New rules have been created to stop sportbikes from climbing Pikes Peak!
These regulations were in place back in 2010, which stated that only bikes with a one-piece handlebar would be allowed on the Peak.
The rule goes as follows: Only motorcycles manufactured with one piece handle bars as original equipment will be permitted. Only OVM one-piece handlebars will be permitted. This Rule does not apply to bikes in the Pikes Peak Challenge Sidecar Class.
As far as context, the last two events have featured one death each. Bobby Goodin was killed after crossing the finish line in 2014 in a Triumph Daytona 675R, and Carl Soresen drove his Ducati 848 off a cliff last year.

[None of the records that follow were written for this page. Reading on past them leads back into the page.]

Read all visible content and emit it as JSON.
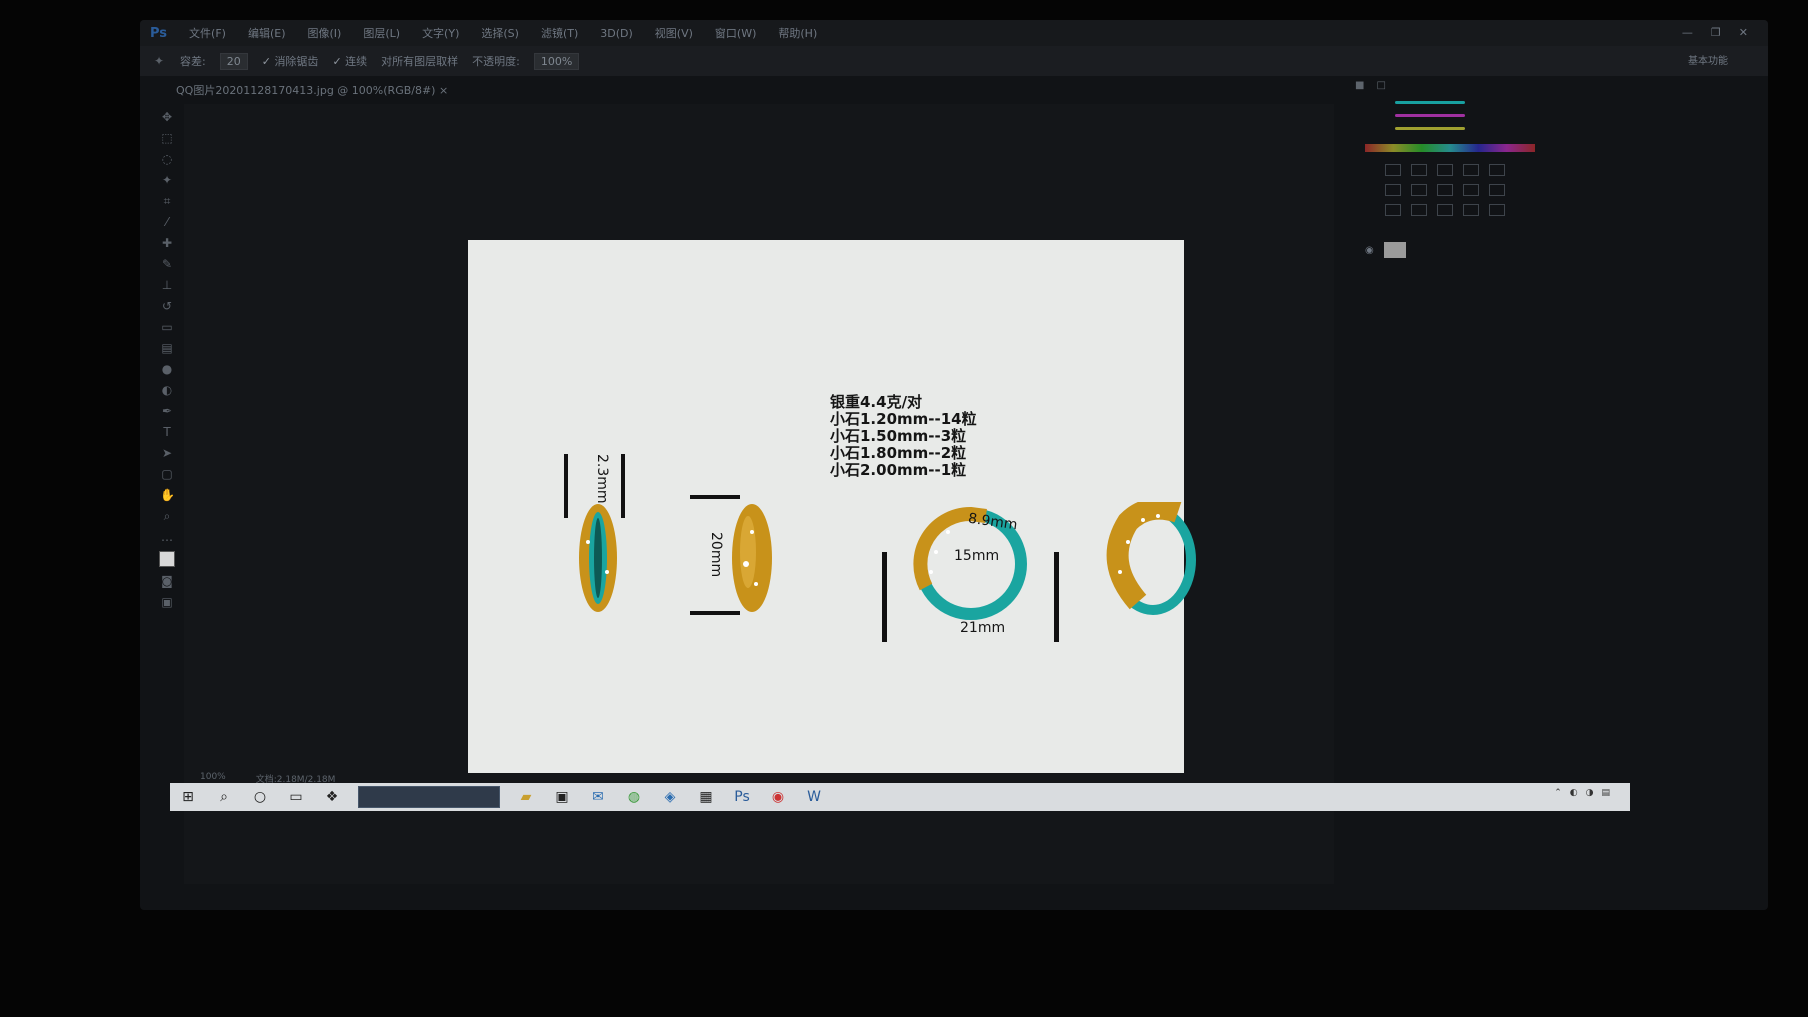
{
  "app": {
    "logo": "Ps",
    "menus": [
      "文件(F)",
      "编辑(E)",
      "图像(I)",
      "图层(L)",
      "文字(Y)",
      "选择(S)",
      "滤镜(T)",
      "3D(D)",
      "视图(V)",
      "窗口(W)",
      "帮助(H)"
    ],
    "window_controls": [
      "—",
      "❐",
      "✕"
    ]
  },
  "options": {
    "tolerance_label": "容差:",
    "tolerance_value": "20",
    "antialias_label": "消除锯齿",
    "contiguous_label": "连续",
    "all_layers_label": "对所有图层取样",
    "opacity_label": "不透明度:",
    "opacity_value": "100%",
    "workspace": "基本功能"
  },
  "document_tab": "QQ图片20201128170413.jpg @ 100%(RGB/8#)",
  "artwork": {
    "spec_lines": [
      "银重4.4克/对",
      "小石1.20mm--14粒",
      "小石1.50mm--3粒",
      "小石1.80mm--2粒",
      "小石2.00mm--1粒"
    ],
    "dim_thickness": "2.3mm",
    "dim_height": "20mm",
    "dim_band": "8.9mm",
    "dim_inner": "15mm",
    "dim_outer": "21mm"
  },
  "status": {
    "zoom": "100%",
    "doc_size": "文档:2.18M/2.18M"
  },
  "colors": {
    "gold": "#c8921a",
    "teal": "#1aa5a0",
    "paper": "#e8eae8"
  }
}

The move to ban certain bikes using the criteria of handlebars seems arbitrary, and has been the subject of much debate in the racing community. Jeremy Toye, the 2014 champion, was quite vocal about this.
"The handlebars didn't cause those deaths, and the handlebar isn't going to reduce speed," Toye told RoadRacingWorld.com. "A motorcycle produced with a one-piece handlebar isn't designed for optimum handling, shall we say, and the conditions at Pikes [Peak] are pretty intense so you need the best-handling situation you can get whether it's the handlebars or an air bag or a fuzzy seat. I think it's ridiculous. The handlebar has nothing to do with [safety]."
Yamaha’s Dark Side of Japan platform just got a lot darker (or florescent, depending on where you look), as the company unveiled one of the surprises of the EICMA Show in Milan, the MT-10.
This is the first four-cylinder machine in the MT (branded FZ in the U.S.), line-up, and is a return to the ethos of the extremely popular FZ1 machine, a nakedbike that borrowed its powerplant from the YZF-R1. FIRST LOOK: Yamaha MT-10 - Cycle News
Me? I think this is gorgeous! Purposeful. Stout. You?
Mr. Roland Sands is generally a polarizing guy when it comes to his custom creations. Either you love 'em, or you don't. The Faster Son concept built by Shinya Kimura a short time ago wowed a lot of people and was sponsored by Yamaha. Yamaha announced the XSR700 shortly after, and the XSR700 looked a hell of a lot like the Shinya bike.
It seems like Yamaha is tapping some custom builders to crank out a fantastic looking custom bike, deconstructing it, and reverse engineering it into a production bike. They tapped RSD for the Wasp bike that we saw earlier this week, and if you dig deep enough into the internet, you will find that Yamaha has made some interesting purchases last month. On the 29th of Oct, they purchased yamahaxsr900.com, xsr900.com, and yamaha-xsr900.com along with other urls.
As we know with this site, they were not always the quickest on the uptake on urls, so they may have learned a lesson. Anywho... RSD has made a blog entry that chronicles the build of the Wasp and it looks pretty damned cool. I would kill to have a shop as equipped as his. Check it out here: RSD Wasp - Blog - Motorcycle Parts and Riding Gear - Roland Sands Design
FZ09.org is not associated with Yamaha in any way. We are an enthusiast site dedicated to the Yamaha FZ-09 motorcycle. Our goal is to offer a place for Yamaha FZ09 owners to discuss rides, events, mods, maintenance, purchasing, etc and offer help and assistance.